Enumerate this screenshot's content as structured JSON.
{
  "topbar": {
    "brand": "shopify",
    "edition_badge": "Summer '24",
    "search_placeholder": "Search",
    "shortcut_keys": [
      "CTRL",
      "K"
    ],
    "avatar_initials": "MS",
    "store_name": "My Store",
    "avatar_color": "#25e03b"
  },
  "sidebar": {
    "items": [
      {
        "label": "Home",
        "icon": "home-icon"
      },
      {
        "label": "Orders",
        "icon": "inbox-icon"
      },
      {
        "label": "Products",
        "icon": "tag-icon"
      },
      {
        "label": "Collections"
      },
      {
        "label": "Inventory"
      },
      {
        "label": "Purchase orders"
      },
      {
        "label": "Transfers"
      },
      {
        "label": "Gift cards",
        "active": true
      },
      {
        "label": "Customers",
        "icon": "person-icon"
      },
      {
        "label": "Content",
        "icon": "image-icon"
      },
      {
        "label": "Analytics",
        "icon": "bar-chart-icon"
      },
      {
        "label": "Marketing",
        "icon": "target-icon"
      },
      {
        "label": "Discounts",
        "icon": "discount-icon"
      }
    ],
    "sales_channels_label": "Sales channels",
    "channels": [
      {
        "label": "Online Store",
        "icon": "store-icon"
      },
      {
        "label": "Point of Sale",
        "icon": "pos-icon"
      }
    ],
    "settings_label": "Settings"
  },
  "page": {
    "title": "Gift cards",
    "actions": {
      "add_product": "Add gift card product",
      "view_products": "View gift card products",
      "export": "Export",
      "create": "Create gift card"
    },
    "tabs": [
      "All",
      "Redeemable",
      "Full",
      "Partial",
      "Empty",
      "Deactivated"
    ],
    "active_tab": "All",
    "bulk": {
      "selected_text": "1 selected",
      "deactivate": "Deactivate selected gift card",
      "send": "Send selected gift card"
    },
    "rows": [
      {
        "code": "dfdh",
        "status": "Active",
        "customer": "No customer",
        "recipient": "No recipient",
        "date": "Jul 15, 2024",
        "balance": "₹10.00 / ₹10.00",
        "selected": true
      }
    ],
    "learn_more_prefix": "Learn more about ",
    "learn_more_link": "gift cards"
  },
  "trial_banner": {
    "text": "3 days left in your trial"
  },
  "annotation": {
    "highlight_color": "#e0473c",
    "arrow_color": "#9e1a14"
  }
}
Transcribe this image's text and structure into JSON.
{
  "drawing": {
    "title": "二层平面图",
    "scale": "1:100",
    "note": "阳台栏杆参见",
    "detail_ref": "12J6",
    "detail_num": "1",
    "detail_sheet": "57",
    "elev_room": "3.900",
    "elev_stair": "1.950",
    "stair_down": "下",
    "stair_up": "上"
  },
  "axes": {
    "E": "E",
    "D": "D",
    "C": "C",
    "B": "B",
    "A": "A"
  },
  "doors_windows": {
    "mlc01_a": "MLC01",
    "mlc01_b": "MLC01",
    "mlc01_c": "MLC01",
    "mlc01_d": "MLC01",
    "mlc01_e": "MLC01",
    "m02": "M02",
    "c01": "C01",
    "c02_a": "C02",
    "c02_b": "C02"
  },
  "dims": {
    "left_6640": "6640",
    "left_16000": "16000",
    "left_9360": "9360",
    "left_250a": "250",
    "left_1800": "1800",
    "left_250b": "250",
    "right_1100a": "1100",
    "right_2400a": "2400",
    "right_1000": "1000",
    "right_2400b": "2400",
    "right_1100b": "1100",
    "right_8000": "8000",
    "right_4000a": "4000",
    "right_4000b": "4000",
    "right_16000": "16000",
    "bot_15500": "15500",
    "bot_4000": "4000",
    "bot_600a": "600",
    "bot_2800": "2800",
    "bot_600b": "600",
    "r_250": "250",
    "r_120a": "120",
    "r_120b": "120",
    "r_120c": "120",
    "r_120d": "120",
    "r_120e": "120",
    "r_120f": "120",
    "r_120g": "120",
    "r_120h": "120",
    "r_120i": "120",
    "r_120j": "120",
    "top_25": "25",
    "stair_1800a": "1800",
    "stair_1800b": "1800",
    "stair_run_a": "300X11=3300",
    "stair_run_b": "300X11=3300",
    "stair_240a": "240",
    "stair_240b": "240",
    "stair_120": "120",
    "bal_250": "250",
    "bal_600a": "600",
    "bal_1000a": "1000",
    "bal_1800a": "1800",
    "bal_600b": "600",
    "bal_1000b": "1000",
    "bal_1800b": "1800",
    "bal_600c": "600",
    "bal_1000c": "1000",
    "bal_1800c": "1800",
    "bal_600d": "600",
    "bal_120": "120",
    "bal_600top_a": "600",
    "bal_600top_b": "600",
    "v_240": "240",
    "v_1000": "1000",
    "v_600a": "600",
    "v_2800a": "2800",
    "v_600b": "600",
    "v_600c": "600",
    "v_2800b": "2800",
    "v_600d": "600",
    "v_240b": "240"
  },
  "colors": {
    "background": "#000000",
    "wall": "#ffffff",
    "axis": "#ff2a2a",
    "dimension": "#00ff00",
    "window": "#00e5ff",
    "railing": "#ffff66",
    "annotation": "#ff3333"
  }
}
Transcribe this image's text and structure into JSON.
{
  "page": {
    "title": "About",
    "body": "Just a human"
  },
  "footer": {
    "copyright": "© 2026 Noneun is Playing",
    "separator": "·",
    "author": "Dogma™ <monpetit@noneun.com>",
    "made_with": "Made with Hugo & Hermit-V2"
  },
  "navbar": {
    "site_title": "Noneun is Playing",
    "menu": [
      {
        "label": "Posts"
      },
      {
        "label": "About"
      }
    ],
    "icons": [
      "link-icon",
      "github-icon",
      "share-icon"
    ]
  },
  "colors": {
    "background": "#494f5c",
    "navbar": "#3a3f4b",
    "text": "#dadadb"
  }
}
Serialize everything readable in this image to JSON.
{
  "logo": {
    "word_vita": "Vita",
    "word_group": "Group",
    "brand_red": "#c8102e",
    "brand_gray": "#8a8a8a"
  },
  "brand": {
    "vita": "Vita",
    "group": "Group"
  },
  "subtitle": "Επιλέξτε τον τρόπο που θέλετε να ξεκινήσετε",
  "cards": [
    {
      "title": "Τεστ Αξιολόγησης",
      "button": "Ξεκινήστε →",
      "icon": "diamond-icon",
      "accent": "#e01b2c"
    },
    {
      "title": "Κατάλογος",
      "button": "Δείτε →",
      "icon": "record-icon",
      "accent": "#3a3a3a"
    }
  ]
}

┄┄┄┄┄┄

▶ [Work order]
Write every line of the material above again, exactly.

▶ [Exercise response]
Enumerate this screenshot's content as structured JSON.
{
  "topbar": {
    "brand": "shopify",
    "edition_badge": "Summer '24",
    "search_placeholder": "Search",
    "shortcut_keys": [
      "CTRL",
      "K"
    ],
    "avatar_initials": "MS",
    "store_name": "My Store",
    "avatar_color": "#25e03b"
  },
  "sidebar": {
    "items": [
      {
        "label": "Home",
        "icon": "home-icon"
      },
      {
        "label": "Orders",
        "icon": "inbox-icon"
      },
      {
        "label": "Products",
        "icon": "tag-icon"
      },
      {
        "label": "Collections"
      },
      {
        "label": "Inventory"
      },
      {
        "label": "Purchase orders"
      },
      {
        "label": "Transfers"
      },
      {
        "label": "Gift cards",
        "active": true
      },
      {
        "label": "Customers",
        "icon": "person-icon"
      },
      {
        "label": "Content",
        "icon": "image-icon"
      },
      {
        "label": "Analytics",
        "icon": "bar-chart-icon"
      },
      {
        "label": "Marketing",
        "icon": "target-icon"
      },
      {
        "label": "Discounts",
        "icon": "discount-icon"
      }
    ],
    "sales_channels_label": "Sales channels",
    "channels": [
      {
        "label": "Online Store",
        "icon": "store-icon"
      },
      {
        "label": "Point of Sale",
        "icon": "pos-icon"
      }
    ],
    "settings_label": "Settings"
  },
  "page": {
    "title": "Gift cards",
    "actions": {
      "add_product": "Add gift card product",
      "view_products": "View gift card products",
      "export": "Export",
      "create": "Create gift card"
    },
    "tabs": [
      "All",
      "Redeemable",
      "Full",
      "Partial",
      "Empty",
      "Deactivated"
    ],
    "active_tab": "All",
    "bulk": {
      "selected_text": "1 selected",
      "deactivate": "Deactivate selected gift card",
      "send": "Send selected gift card"
    },
    "rows": [
      {
        "code": "dfdh",
        "status": "Active",
        "customer": "No customer",
        "recipient": "No recipient",
        "date": "Jul 15, 2024",
        "balance": "₹10.00 / ₹10.00",
        "selected": true
      }
    ],
    "learn_more_prefix": "Learn more about ",
    "learn_more_link": "gift cards"
  },
  "trial_banner": {
    "text": "3 days left in your trial"
  },
  "annotation": {
    "highlight_color": "#e0473c",
    "arrow_color": "#9e1a14"
  }
}
Transcribe this image's text and structure into JSON.
{
  "drawing": {
    "title": "二层平面图",
    "scale": "1:100",
    "note": "阳台栏杆参见",
    "detail_ref": "12J6",
    "detail_num": "1",
    "detail_sheet": "57",
    "elev_room": "3.900",
    "elev_stair": "1.950",
    "stair_down": "下",
    "stair_up": "上"
  },
  "axes": {
    "E": "E",
    "D": "D",
    "C": "C",
    "B": "B",
    "A": "A"
  },
  "doors_windows": {
    "mlc01_a": "MLC01",
    "mlc01_b": "MLC01",
    "mlc01_c": "MLC01",
    "mlc01_d": "MLC01",
    "mlc01_e": "MLC01",
    "m02": "M02",
    "c01": "C01",
    "c02_a": "C02",
    "c02_b": "C02"
  },
  "dims": {
    "left_6640": "6640",
    "left_16000": "16000",
    "left_9360": "9360",
    "left_250a": "250",
    "left_1800": "1800",
    "left_250b": "250",
    "right_1100a": "1100",
    "right_2400a": "2400",
    "right_1000": "1000",
    "right_2400b": "2400",
    "right_1100b": "1100",
    "right_8000": "8000",
    "right_4000a": "4000",
    "right_4000b": "4000",
    "right_16000": "16000",
    "bot_15500": "15500",
    "bot_4000": "4000",
    "bot_600a": "600",
    "bot_2800": "2800",
    "bot_600b": "600",
    "r_250": "250",
    "r_120a": "120",
    "r_120b": "120",
    "r_120c": "120",
    "r_120d": "120",
    "r_120e": "120",
    "r_120f": "120",
    "r_120g": "120",
    "r_120h": "120",
    "r_120i": "120",
    "r_120j": "120",
    "top_25": "25",
    "stair_1800a": "1800",
    "stair_1800b": "1800",
    "stair_run_a": "300X11=3300",
    "stair_run_b": "300X11=3300",
    "stair_240a": "240",
    "stair_240b": "240",
    "stair_120": "120",
    "bal_250": "250",
    "bal_600a": "600",
    "bal_1000a": "1000",
    "bal_1800a": "1800",
    "bal_600b": "600",
    "bal_1000b": "1000",
    "bal_1800b": "1800",
    "bal_600c": "600",
    "bal_1000c": "1000",
    "bal_1800c": "1800",
    "bal_600d": "600",
    "bal_120": "120",
    "bal_600top_a": "600",
    "bal_600top_b": "600",
    "v_240": "240",
    "v_1000": "1000",
    "v_600a": "600",
    "v_2800a": "2800",
    "v_600b": "600",
    "v_600c": "600",
    "v_2800b": "2800",
    "v_600d": "600",
    "v_240b": "240"
  },
  "colors": {
    "background": "#000000",
    "wall": "#ffffff",
    "axis": "#ff2a2a",
    "dimension": "#00ff00",
    "window": "#00e5ff",
    "railing": "#ffff66",
    "annotation": "#ff3333"
  }
}
Transcribe this image's text and structure into JSON.
{
  "page": {
    "title": "About",
    "body": "Just a human"
  },
  "footer": {
    "copyright": "© 2026 Noneun is Playing",
    "separator": "·",
    "author": "Dogma™ <monpetit@noneun.com>",
    "made_with": "Made with Hugo & Hermit-V2"
  },
  "navbar": {
    "site_title": "Noneun is Playing",
    "menu": [
      {
        "label": "Posts"
      },
      {
        "label": "About"
      }
    ],
    "icons": [
      "link-icon",
      "github-icon",
      "share-icon"
    ]
  },
  "colors": {
    "background": "#494f5c",
    "navbar": "#3a3f4b",
    "text": "#dadadb"
  }
}
Serialize everything readable in this image to JSON.
{
  "logo": {
    "word_vita": "Vita",
    "word_group": "Group",
    "brand_red": "#c8102e",
    "brand_gray": "#8a8a8a"
  },
  "brand": {
    "vita": "Vita",
    "group": "Group"
  },
  "subtitle": "Επιλέξτε τον τρόπο που θέλετε να ξεκινήσετε",
  "cards": [
    {
      "title": "Τεστ Αξιολόγησης",
      "button": "Ξεκινήστε →",
      "icon": "diamond-icon",
      "accent": "#e01b2c"
    },
    {
      "title": "Κατάλογος",
      "button": "Δείτε →",
      "icon": "record-icon",
      "accent": "#3a3a3a"
    }
  ]
}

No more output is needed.